**What to do:** Search each line of the data for the word "Video"; copy every line where it is found.
Supplied entries Block Start
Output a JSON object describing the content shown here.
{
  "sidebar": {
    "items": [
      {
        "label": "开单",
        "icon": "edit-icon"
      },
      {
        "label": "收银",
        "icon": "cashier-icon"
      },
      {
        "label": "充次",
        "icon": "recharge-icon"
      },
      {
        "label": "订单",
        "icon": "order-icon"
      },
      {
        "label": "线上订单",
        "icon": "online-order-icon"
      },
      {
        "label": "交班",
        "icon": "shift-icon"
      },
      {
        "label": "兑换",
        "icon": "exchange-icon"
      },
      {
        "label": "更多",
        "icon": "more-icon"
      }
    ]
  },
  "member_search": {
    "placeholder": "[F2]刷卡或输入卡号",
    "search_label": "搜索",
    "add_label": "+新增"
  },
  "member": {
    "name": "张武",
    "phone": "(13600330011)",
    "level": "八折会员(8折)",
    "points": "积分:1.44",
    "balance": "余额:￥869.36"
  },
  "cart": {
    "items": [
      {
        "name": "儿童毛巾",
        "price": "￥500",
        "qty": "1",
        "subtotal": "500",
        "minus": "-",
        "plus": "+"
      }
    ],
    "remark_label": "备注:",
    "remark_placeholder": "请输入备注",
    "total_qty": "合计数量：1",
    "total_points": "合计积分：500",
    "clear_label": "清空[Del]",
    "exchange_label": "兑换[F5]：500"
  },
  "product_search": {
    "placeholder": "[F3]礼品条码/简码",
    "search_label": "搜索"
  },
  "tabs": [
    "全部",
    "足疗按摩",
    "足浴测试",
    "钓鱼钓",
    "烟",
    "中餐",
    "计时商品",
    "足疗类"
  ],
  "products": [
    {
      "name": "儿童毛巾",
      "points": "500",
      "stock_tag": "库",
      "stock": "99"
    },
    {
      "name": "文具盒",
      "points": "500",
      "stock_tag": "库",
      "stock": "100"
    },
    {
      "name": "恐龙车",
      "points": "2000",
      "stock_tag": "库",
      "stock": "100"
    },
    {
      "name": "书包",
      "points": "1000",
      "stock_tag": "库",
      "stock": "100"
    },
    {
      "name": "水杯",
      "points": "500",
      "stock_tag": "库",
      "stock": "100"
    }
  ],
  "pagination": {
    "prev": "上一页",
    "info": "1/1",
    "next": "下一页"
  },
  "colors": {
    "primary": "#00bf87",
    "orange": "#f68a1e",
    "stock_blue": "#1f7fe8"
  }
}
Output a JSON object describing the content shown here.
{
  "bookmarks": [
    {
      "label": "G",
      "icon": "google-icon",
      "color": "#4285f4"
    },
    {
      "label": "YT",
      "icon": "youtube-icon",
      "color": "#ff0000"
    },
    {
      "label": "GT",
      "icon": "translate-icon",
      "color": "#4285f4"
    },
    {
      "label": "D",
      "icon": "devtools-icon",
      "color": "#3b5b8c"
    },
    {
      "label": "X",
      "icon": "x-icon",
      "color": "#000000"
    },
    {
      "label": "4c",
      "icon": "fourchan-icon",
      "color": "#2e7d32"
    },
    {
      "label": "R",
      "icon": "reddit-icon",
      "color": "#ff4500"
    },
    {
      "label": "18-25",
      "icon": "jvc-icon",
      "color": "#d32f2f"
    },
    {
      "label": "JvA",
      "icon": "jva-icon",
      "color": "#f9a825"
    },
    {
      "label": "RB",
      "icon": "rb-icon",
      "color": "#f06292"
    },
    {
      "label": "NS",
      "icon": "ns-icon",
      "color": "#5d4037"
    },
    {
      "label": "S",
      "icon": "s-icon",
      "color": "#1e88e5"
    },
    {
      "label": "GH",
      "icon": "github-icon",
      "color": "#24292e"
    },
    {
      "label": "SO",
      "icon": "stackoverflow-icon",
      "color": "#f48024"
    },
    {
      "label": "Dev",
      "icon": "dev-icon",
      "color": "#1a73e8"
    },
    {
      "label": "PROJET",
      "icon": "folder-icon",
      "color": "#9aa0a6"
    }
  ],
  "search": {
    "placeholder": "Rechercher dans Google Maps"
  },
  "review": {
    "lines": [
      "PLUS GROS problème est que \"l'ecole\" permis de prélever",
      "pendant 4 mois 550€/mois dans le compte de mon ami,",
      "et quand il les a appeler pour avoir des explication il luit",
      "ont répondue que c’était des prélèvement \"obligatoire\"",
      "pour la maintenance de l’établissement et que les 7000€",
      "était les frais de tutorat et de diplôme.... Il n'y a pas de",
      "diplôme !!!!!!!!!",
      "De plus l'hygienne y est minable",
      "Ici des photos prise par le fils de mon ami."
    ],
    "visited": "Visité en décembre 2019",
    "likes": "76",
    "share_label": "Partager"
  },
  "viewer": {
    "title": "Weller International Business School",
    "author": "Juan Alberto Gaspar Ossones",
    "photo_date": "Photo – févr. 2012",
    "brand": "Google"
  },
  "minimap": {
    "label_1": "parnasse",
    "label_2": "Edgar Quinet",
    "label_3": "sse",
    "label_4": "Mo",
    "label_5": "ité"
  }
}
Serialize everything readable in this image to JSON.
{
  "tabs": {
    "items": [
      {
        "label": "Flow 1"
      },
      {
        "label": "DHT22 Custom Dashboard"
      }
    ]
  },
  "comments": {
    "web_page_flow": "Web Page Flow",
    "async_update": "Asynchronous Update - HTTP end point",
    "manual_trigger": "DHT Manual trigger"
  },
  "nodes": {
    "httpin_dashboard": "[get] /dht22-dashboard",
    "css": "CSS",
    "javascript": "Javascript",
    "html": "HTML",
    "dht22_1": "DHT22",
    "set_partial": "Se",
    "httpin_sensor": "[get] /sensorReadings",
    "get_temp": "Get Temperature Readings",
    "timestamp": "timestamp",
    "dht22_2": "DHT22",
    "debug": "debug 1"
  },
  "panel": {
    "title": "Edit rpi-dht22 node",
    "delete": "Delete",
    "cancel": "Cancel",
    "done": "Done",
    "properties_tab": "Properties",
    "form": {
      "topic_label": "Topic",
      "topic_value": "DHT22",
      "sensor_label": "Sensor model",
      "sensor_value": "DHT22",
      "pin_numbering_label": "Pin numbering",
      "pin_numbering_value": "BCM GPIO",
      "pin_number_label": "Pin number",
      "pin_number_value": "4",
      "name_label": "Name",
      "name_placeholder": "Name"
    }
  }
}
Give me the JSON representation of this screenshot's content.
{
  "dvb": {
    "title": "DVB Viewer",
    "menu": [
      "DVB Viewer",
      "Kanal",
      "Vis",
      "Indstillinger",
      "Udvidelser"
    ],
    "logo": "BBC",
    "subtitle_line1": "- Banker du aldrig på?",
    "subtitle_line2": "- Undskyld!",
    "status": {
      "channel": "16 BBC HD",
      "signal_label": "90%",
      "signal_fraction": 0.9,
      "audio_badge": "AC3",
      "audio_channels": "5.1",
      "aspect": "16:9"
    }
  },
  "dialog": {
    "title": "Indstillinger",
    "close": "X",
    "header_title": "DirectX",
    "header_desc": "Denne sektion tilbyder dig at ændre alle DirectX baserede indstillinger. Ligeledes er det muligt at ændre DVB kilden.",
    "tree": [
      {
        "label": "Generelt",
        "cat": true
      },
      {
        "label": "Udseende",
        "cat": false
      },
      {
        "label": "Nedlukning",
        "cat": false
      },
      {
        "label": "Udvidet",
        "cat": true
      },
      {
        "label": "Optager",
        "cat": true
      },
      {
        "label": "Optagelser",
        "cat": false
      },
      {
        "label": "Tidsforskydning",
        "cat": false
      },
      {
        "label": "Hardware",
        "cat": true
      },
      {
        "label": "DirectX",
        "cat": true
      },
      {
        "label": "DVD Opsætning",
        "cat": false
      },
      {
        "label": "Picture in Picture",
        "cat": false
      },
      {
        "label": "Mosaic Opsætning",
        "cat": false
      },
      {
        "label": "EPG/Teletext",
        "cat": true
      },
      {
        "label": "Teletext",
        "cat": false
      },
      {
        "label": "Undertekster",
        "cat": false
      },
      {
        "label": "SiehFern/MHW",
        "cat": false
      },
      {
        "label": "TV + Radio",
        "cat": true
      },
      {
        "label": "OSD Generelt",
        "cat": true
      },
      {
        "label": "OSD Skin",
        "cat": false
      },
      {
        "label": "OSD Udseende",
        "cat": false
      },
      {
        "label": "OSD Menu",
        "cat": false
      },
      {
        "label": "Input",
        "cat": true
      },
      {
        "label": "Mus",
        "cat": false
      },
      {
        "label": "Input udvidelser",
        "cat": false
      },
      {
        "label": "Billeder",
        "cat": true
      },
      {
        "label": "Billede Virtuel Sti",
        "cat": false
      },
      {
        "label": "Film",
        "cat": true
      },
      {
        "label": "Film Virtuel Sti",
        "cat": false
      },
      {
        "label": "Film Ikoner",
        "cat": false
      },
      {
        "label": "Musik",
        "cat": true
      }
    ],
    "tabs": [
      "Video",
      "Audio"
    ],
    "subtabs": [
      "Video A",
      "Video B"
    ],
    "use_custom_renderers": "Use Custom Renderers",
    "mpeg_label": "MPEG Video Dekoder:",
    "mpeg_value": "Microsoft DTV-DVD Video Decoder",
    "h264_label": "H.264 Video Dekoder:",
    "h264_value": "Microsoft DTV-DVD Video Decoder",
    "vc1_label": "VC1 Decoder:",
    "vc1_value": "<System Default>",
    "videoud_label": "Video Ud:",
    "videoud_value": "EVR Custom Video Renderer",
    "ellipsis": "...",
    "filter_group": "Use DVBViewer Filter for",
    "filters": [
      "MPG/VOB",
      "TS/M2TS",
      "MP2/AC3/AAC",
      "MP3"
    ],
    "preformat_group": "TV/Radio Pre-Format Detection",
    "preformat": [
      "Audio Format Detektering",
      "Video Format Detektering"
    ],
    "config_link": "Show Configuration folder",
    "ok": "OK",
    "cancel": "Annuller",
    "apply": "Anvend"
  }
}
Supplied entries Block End
**Solution:**
      "Video",
      "Video A",
      "Video B"
    "mpeg_label": "MPEG Video Dekoder:",
    "mpeg_value": "Microsoft DTV-DVD Video Decoder",
    "h264_label": "H.264 Video Dekoder:",
    "h264_value": "Microsoft DTV-DVD Video Decoder",
    "videoud_label": "Video Ud:",
    "videoud_value": "EVR Custom Video Renderer",
      "Video Format Detektering"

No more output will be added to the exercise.